◆ **TASK STATEMENT**
What follows is a set of records. Retype them exactly, leaving out the pictures.

◇ ◇ ◇ ◇ ◇

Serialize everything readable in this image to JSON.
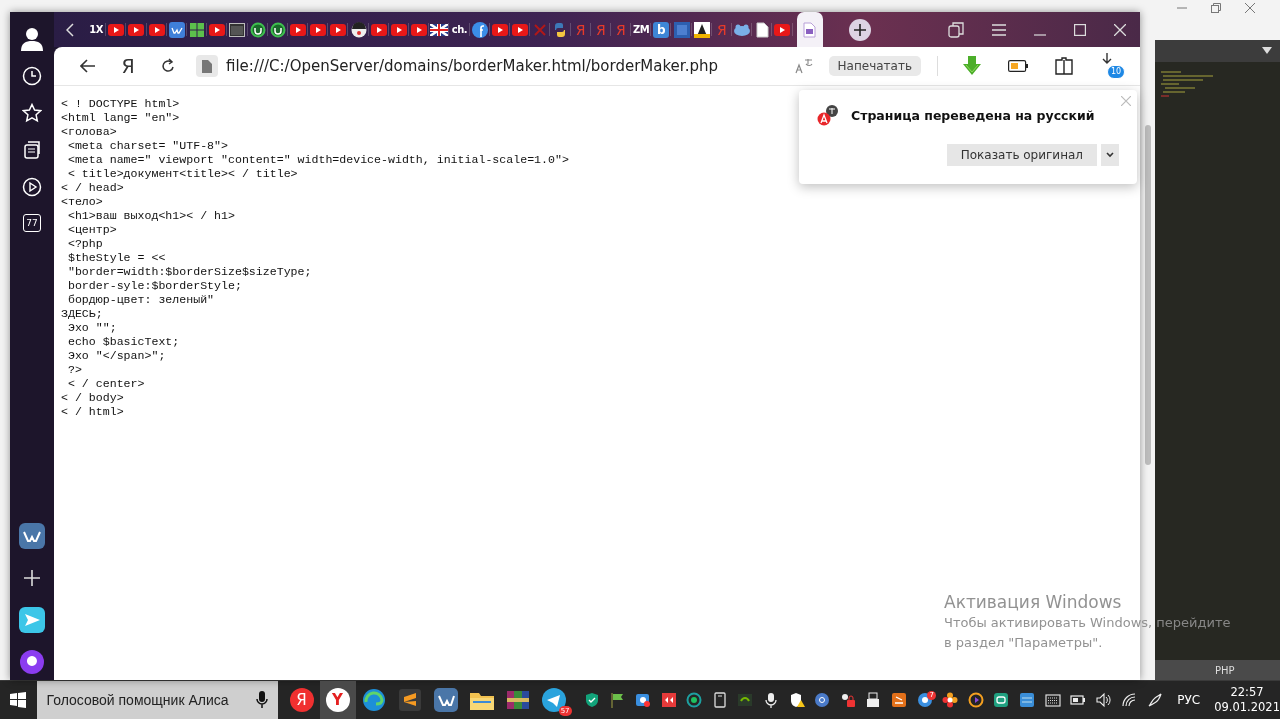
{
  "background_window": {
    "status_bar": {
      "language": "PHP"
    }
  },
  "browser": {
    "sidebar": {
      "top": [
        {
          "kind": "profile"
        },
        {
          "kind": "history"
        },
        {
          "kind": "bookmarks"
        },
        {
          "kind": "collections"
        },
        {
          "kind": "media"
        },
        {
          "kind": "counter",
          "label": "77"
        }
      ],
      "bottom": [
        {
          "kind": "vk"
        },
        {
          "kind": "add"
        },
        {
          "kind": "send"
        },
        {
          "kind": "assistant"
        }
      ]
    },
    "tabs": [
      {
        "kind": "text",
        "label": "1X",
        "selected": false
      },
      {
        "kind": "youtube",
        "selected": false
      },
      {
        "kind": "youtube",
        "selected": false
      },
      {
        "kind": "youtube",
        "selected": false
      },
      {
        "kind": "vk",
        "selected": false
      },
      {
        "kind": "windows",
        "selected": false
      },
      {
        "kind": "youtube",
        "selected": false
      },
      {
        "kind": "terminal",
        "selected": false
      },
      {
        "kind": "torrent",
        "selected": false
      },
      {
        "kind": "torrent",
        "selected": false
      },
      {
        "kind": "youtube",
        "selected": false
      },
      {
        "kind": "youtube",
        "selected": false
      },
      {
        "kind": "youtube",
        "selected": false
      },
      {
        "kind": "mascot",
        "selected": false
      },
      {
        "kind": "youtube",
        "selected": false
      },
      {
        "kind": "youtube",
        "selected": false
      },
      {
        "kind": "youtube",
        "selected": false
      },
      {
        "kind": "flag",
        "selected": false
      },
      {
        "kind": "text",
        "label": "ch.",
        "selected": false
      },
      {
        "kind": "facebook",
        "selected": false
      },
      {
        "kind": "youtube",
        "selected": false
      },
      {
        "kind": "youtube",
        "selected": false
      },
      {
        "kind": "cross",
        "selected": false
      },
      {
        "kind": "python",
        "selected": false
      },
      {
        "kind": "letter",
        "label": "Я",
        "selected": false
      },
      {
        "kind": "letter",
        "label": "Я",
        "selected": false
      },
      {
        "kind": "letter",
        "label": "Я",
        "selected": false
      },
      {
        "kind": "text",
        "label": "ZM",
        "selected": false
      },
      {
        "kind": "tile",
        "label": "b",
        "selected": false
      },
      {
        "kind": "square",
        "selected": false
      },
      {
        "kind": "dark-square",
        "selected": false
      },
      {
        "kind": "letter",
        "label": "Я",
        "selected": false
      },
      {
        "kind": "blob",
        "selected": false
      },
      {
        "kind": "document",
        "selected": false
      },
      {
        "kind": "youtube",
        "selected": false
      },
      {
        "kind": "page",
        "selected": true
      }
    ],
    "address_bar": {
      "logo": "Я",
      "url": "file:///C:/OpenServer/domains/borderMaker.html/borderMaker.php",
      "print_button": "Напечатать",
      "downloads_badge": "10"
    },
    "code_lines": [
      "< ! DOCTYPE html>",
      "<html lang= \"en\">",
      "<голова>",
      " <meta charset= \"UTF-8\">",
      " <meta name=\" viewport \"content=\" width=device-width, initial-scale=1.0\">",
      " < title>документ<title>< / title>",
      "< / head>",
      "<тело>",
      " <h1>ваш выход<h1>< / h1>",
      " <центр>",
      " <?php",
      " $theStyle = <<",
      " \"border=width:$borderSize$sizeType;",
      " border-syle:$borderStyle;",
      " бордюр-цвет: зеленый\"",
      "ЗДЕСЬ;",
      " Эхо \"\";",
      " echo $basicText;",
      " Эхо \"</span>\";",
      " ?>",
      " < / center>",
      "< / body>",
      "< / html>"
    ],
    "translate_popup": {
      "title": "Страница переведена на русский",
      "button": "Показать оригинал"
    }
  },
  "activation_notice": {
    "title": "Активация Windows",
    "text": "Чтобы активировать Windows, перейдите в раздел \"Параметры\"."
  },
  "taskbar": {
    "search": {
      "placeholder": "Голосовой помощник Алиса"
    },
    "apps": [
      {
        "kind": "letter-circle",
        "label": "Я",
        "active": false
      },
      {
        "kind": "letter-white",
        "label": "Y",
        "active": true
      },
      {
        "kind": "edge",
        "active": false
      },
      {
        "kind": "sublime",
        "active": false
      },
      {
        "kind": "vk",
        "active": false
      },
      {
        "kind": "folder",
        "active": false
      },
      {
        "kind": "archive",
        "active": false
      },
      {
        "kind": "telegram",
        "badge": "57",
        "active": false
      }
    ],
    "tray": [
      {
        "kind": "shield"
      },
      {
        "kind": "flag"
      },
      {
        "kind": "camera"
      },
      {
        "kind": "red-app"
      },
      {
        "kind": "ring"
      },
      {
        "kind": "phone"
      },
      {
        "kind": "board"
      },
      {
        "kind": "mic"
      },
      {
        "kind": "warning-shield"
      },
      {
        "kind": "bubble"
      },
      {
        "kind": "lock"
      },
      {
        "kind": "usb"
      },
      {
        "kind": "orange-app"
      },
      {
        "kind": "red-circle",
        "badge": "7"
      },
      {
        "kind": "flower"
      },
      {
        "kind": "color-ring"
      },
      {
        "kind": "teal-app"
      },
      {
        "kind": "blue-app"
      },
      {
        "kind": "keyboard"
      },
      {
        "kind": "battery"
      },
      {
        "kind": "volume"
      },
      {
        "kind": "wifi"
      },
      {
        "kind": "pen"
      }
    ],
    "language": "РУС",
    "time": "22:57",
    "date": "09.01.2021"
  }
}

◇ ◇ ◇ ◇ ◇

◆ **ANSWER FOR THE TASK**
Serialize everything readable in this image to JSON.
{
  "background_window": {
    "status_bar": {
      "language": "PHP"
    }
  },
  "browser": {
    "sidebar": {
      "top": [
        {
          "kind": "profile"
        },
        {
          "kind": "history"
        },
        {
          "kind": "bookmarks"
        },
        {
          "kind": "collections"
        },
        {
          "kind": "media"
        },
        {
          "kind": "counter",
          "label": "77"
        }
      ],
      "bottom": [
        {
          "kind": "vk"
        },
        {
          "kind": "add"
        },
        {
          "kind": "send"
        },
        {
          "kind": "assistant"
        }
      ]
    },
    "tabs": [
      {
        "kind": "text",
        "label": "1X",
        "selected": false
      },
      {
        "kind": "youtube",
        "selected": false
      },
      {
        "kind": "youtube",
        "selected": false
      },
      {
        "kind": "youtube",
        "selected": false
      },
      {
        "kind": "vk",
        "selected": false
      },
      {
        "kind": "windows",
        "selected": false
      },
      {
        "kind": "youtube",
        "selected": false
      },
      {
        "kind": "terminal",
        "selected": false
      },
      {
        "kind": "torrent",
        "selected": false
      },
      {
        "kind": "torrent",
        "selected": false
      },
      {
        "kind": "youtube",
        "selected": false
      },
      {
        "kind": "youtube",
        "selected": false
      },
      {
        "kind": "youtube",
        "selected": false
      },
      {
        "kind": "mascot",
        "selected": false
      },
      {
        "kind": "youtube",
        "selected": false
      },
      {
        "kind": "youtube",
        "selected": false
      },
      {
        "kind": "youtube",
        "selected": false
      },
      {
        "kind": "flag",
        "selected": false
      },
      {
        "kind": "text",
        "label": "ch.",
        "selected": false
      },
      {
        "kind": "facebook",
        "selected": false
      },
      {
        "kind": "youtube",
        "selected": false
      },
      {
        "kind": "youtube",
        "selected": false
      },
      {
        "kind": "cross",
        "selected": false
      },
      {
        "kind": "python",
        "selected": false
      },
      {
        "kind": "letter",
        "label": "Я",
        "selected": false
      },
      {
        "kind": "letter",
        "label": "Я",
        "selected": false
      },
      {
        "kind": "letter",
        "label": "Я",
        "selected": false
      },
      {
        "kind": "text",
        "label": "ZM",
        "selected": false
      },
      {
        "kind": "tile",
        "label": "b",
        "selected": false
      },
      {
        "kind": "square",
        "selected": false
      },
      {
        "kind": "dark-square",
        "selected": false
      },
      {
        "kind": "letter",
        "label": "Я",
        "selected": false
      },
      {
        "kind": "blob",
        "selected": false
      },
      {
        "kind": "document",
        "selected": false
      },
      {
        "kind": "youtube",
        "selected": false
      },
      {
        "kind": "page",
        "selected": true
      }
    ],
    "address_bar": {
      "logo": "Я",
      "url": "file:///C:/OpenServer/domains/borderMaker.html/borderMaker.php",
      "print_button": "Напечатать",
      "downloads_badge": "10"
    },
    "code_lines": [
      "< ! DOCTYPE html>",
      "<html lang= \"en\">",
      "<голова>",
      " <meta charset= \"UTF-8\">",
      " <meta name=\" viewport \"content=\" width=device-width, initial-scale=1.0\">",
      " < title>документ<title>< / title>",
      "< / head>",
      "<тело>",
      " <h1>ваш выход<h1>< / h1>",
      " <центр>",
      " <?php",
      " $theStyle = <<",
      " \"border=width:$borderSize$sizeType;",
      " border-syle:$borderStyle;",
      " бордюр-цвет: зеленый\"",
      "ЗДЕСЬ;",
      " Эхо \"\";",
      " echo $basicText;",
      " Эхо \"</span>\";",
      " ?>",
      " < / center>",
      "< / body>",
      "< / html>"
    ],
    "translate_popup": {
      "title": "Страница переведена на русский",
      "button": "Показать оригинал"
    }
  },
  "activation_notice": {
    "title": "Активация Windows",
    "text": "Чтобы активировать Windows, перейдите в раздел \"Параметры\"."
  },
  "taskbar": {
    "search": {
      "placeholder": "Голосовой помощник Алиса"
    },
    "apps": [
      {
        "kind": "letter-circle",
        "label": "Я",
        "active": false
      },
      {
        "kind": "letter-white",
        "label": "Y",
        "active": true
      },
      {
        "kind": "edge",
        "active": false
      },
      {
        "kind": "sublime",
        "active": false
      },
      {
        "kind": "vk",
        "active": false
      },
      {
        "kind": "folder",
        "active": false
      },
      {
        "kind": "archive",
        "active": false
      },
      {
        "kind": "telegram",
        "badge": "57",
        "active": false
      }
    ],
    "tray": [
      {
        "kind": "shield"
      },
      {
        "kind": "flag"
      },
      {
        "kind": "camera"
      },
      {
        "kind": "red-app"
      },
      {
        "kind": "ring"
      },
      {
        "kind": "phone"
      },
      {
        "kind": "board"
      },
      {
        "kind": "mic"
      },
      {
        "kind": "warning-shield"
      },
      {
        "kind": "bubble"
      },
      {
        "kind": "lock"
      },
      {
        "kind": "usb"
      },
      {
        "kind": "orange-app"
      },
      {
        "kind": "red-circle",
        "badge": "7"
      },
      {
        "kind": "flower"
      },
      {
        "kind": "color-ring"
      },
      {
        "kind": "teal-app"
      },
      {
        "kind": "blue-app"
      },
      {
        "kind": "keyboard"
      },
      {
        "kind": "battery"
      },
      {
        "kind": "volume"
      },
      {
        "kind": "wifi"
      },
      {
        "kind": "pen"
      }
    ],
    "language": "РУС",
    "time": "22:57",
    "date": "09.01.2021"
  }
}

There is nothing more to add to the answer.